The records should be written out in full, with nothing altered.

Segment Start: Input for this task

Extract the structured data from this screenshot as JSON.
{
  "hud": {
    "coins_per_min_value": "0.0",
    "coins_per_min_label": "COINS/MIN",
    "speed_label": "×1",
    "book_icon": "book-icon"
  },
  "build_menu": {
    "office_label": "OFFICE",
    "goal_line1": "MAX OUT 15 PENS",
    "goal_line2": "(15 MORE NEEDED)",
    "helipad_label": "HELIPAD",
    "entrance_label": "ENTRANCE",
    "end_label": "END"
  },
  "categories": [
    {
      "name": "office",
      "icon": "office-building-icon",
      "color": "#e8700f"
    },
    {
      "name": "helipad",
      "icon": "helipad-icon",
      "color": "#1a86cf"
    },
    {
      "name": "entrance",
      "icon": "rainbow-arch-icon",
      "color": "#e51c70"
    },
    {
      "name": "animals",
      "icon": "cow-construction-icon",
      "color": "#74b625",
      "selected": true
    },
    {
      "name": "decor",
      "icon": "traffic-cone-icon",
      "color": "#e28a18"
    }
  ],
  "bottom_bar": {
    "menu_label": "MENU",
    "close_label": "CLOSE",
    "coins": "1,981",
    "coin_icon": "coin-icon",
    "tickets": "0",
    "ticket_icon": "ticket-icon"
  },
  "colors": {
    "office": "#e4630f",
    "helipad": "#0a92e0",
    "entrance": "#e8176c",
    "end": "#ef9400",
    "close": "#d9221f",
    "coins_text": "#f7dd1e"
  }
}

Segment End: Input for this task

## Task output
Extract the structured data from this screenshot as JSON.
{
  "hud": {
    "coins_per_min_value": "0.0",
    "coins_per_min_label": "COINS/MIN",
    "speed_label": "×1",
    "book_icon": "book-icon"
  },
  "build_menu": {
    "office_label": "OFFICE",
    "goal_line1": "MAX OUT 15 PENS",
    "goal_line2": "(15 MORE NEEDED)",
    "helipad_label": "HELIPAD",
    "entrance_label": "ENTRANCE",
    "end_label": "END"
  },
  "categories": [
    {
      "name": "office",
      "icon": "office-building-icon",
      "color": "#e8700f"
    },
    {
      "name": "helipad",
      "icon": "helipad-icon",
      "color": "#1a86cf"
    },
    {
      "name": "entrance",
      "icon": "rainbow-arch-icon",
      "color": "#e51c70"
    },
    {
      "name": "animals",
      "icon": "cow-construction-icon",
      "color": "#74b625",
      "selected": true
    },
    {
      "name": "decor",
      "icon": "traffic-cone-icon",
      "color": "#e28a18"
    }
  ],
  "bottom_bar": {
    "menu_label": "MENU",
    "close_label": "CLOSE",
    "coins": "1,981",
    "coin_icon": "coin-icon",
    "tickets": "0",
    "ticket_icon": "ticket-icon"
  },
  "colors": {
    "office": "#e4630f",
    "helipad": "#0a92e0",
    "entrance": "#e8176c",
    "end": "#ef9400",
    "close": "#d9221f",
    "coins_text": "#f7dd1e"
  }
}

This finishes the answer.